McConnell to Trump: Don't pick Cuccinelli to lead DHS

Senate Majority Leader Mitch McConnellAddison (Mitch) Mitchell McConnellMcConnell focuses on confirming judicial nominees with COVID-19 talks stalled McConnell accuses Democrats of sowing division by 'downplaying progress' on election security Warren, Schumer introduce plan for next president to cancel ,000 in student debt MORE (R-Ky.) is publicly signaling to President TrumpDonald John TrumpHR McMaster says president's policy to withdraw troops from Afghanistan is 'unwise' Cast of 'Parks and Rec' reunite for virtual town hall to address Wisconsin voters Biden says Trump should step down over coronavirus response MORE not to pick former Virginia Attorney General Ken Cuccinelli to lead the Department of Homeland Security (DHS). 

"I've not spoken to him about any of them. I have expressed my, shall I say, lack of enthusiasm for one of them … Ken Cuccinelli," McConnell told reporters during a pen-and-pad briefing in the Capitol on Thursday. 

ADVERTISEMENT

Cuccinelli, the president of the Senate Conservatives Fund, has been floated as a successor to DHS Secretary Kirstjen NielsenKirstjen Michele NielsenDHS IG won't investigate after watchdog said Wolf, Cuccinelli appointments violated law Appeals court sides with Trump over drawdown of immigrant protections Democrats smell blood with new DHS whistleblower complaint MORE, whose exit Trump announced on Sunday. The conservative group has battled with McConnell and his allies in GOP Senate primaries, including backing Tea Party challenger Matt Bevin in McConnell's 2014 reelection race.

In addition to Cuccinelli, former Kansas Secretary of State Kris Kobach and acting DHS Secretary Kevin McAleenan are also reportedly in the mix to succeed Nielsen on a permanent basis. 

Nineteen conservative groups sent Trump a letter urging him to pick the former Virginia gubernatorial nominee, saying they "have every confidence in his abilities; his tough on crime stance, his solution-oriented approach, his dedication to the rule of law, his love for America, and most importantly, his loyalty to the cause of making America great again," according to a letter obtained by The Washington Examiner.

Some Republican senators have publicly expressed opposition to Kobach, whose hard-line immigration stances could provide headaches to the administration if it were to nominate him. 

Asked if Kobach could get confirmed, McConnell demurred. 

"Look I'm not going to handicap all the people that could come up. There are a number of members … who have had some reservations about some of the names that have been mentioned," he said. 

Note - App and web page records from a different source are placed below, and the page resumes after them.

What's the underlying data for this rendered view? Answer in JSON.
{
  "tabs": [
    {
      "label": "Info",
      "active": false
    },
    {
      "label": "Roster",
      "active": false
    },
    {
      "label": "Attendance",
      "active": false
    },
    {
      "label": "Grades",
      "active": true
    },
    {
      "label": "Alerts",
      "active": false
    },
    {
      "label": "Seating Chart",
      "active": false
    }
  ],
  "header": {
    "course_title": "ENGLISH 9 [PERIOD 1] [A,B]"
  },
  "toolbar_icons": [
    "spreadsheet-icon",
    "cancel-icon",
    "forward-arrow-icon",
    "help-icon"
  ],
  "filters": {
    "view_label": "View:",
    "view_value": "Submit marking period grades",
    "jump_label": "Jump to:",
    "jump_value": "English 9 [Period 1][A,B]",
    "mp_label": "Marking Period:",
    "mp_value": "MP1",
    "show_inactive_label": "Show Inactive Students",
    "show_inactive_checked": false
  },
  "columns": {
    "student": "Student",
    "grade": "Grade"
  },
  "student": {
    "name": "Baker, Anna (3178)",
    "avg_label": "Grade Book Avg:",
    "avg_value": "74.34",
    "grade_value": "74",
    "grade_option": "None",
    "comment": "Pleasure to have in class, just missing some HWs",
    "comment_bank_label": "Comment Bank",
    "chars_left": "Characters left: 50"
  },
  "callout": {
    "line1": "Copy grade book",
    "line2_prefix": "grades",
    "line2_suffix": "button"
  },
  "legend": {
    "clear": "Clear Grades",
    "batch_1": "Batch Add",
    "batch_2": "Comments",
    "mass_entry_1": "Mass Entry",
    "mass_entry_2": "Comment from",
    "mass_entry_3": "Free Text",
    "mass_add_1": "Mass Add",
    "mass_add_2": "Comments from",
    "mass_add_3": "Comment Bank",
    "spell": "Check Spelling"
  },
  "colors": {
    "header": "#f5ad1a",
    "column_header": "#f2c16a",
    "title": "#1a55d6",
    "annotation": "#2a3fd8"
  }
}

Republicans hold a 53-47 majority, meaning they could lose three senators and still confirm Trump's nominees, either with a tie-breaking vote from Vice President Pence or if they flipped a Democratic senator.